Press reports on Wednesday revealed a February 2015 memorandum from the United States Department of Justice on the Rohrabacher-Farr Medical Cannabis Amendment’s impact on federal law enforcement actions related to the Controlled Substances Act. The memorandum argues that federal prosecutions against private citizens participating in state-level medical cannabis programs would not be impacted by the amendment.
"The February 27, 2015 DOJ memo shows that they were providing either deliberately misleading statements or, at the very least, contradictory and confusing messages in their talking points in opposition to the Rohrabacher-Farr amendment that was offered to protect citizen access and participation in state-level medical cannabis programs," said Mike Liszewski, Government Affairs director with Americans for Safe Access (ASA). "The language of the amendment and numerous statements clarifying the intent of the bill's sponsors make it clear that DOJ is barred from interfering with conduct that is legal under a given state's medical marijuana law.
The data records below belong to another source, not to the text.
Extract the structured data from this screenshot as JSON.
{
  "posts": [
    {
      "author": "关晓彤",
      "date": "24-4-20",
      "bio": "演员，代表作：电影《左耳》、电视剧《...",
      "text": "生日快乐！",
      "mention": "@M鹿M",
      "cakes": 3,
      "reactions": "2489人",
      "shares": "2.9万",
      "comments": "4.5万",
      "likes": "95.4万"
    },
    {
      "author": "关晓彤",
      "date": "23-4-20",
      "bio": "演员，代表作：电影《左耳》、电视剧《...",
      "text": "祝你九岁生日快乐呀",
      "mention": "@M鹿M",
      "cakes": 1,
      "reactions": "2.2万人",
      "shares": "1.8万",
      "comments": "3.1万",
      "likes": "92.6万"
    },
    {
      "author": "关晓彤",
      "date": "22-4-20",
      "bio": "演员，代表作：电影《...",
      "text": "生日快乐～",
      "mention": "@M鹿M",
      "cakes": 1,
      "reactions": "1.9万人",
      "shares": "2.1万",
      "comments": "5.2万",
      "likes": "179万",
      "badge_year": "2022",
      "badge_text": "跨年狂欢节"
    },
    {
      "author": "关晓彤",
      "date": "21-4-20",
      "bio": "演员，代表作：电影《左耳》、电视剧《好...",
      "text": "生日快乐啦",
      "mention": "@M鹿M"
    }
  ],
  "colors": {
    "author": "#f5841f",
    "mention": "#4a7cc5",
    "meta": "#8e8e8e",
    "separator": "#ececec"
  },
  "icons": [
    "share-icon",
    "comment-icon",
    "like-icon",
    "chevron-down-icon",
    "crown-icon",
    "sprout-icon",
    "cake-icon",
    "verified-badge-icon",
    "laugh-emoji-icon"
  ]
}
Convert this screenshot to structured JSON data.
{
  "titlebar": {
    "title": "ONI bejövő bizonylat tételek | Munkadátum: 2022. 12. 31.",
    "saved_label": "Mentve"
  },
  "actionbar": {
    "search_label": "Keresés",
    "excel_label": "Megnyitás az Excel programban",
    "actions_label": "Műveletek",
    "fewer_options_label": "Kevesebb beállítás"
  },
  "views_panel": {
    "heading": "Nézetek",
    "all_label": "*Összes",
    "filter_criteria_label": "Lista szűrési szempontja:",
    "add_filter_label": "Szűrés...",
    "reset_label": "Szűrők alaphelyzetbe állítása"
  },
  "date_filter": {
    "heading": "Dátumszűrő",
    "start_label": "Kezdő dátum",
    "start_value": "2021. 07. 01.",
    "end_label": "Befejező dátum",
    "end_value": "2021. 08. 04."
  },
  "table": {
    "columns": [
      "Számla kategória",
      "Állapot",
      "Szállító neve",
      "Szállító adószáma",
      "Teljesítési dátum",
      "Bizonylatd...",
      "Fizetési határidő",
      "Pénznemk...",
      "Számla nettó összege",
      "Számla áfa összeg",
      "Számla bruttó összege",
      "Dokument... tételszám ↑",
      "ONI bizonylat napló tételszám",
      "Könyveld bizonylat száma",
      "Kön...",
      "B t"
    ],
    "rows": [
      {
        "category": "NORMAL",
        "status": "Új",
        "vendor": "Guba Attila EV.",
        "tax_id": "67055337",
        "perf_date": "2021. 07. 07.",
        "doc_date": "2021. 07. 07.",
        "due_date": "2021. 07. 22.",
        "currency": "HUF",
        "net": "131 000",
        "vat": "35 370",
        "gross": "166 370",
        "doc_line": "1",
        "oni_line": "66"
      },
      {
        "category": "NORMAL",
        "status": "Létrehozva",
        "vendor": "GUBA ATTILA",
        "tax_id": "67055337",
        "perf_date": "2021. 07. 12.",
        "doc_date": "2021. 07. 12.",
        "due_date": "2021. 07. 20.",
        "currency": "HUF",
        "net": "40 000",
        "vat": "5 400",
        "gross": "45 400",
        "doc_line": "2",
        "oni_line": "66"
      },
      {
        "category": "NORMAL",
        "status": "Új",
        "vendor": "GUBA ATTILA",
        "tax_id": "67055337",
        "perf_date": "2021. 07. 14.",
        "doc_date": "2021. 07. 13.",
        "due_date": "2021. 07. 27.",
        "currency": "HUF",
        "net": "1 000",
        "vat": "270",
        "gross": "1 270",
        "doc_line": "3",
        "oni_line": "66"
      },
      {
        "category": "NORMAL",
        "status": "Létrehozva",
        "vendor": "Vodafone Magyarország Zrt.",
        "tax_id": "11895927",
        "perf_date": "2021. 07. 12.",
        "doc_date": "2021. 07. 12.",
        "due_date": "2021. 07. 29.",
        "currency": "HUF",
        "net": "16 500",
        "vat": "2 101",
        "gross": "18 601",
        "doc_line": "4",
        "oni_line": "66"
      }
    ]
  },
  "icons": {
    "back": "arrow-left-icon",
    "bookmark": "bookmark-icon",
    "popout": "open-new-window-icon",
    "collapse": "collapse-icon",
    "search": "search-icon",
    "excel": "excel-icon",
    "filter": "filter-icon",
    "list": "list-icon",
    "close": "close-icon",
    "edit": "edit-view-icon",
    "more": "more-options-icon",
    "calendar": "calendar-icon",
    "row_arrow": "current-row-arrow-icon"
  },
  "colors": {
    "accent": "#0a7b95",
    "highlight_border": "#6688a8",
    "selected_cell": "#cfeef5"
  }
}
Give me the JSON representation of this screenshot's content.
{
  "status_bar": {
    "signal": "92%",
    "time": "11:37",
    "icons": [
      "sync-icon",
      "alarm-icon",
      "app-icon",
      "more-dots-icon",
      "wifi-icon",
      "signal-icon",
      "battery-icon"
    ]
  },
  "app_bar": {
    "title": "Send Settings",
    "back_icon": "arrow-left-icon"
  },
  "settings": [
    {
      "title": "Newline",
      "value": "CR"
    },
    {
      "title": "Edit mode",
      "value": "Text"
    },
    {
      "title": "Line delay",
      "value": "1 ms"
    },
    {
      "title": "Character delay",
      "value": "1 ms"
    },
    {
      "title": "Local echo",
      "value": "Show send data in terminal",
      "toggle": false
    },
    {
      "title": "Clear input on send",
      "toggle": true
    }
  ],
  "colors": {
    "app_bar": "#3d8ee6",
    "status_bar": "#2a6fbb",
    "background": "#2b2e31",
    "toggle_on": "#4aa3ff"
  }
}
"DOJ's analysis of the term 'implementation' is flawed in its conclusions," Liszewski said "The Department does not directly define the term in the memo, and notably, implementation is not explicitly defined in the U.S. Code, federal case law, or even Black’s Law Dictionary.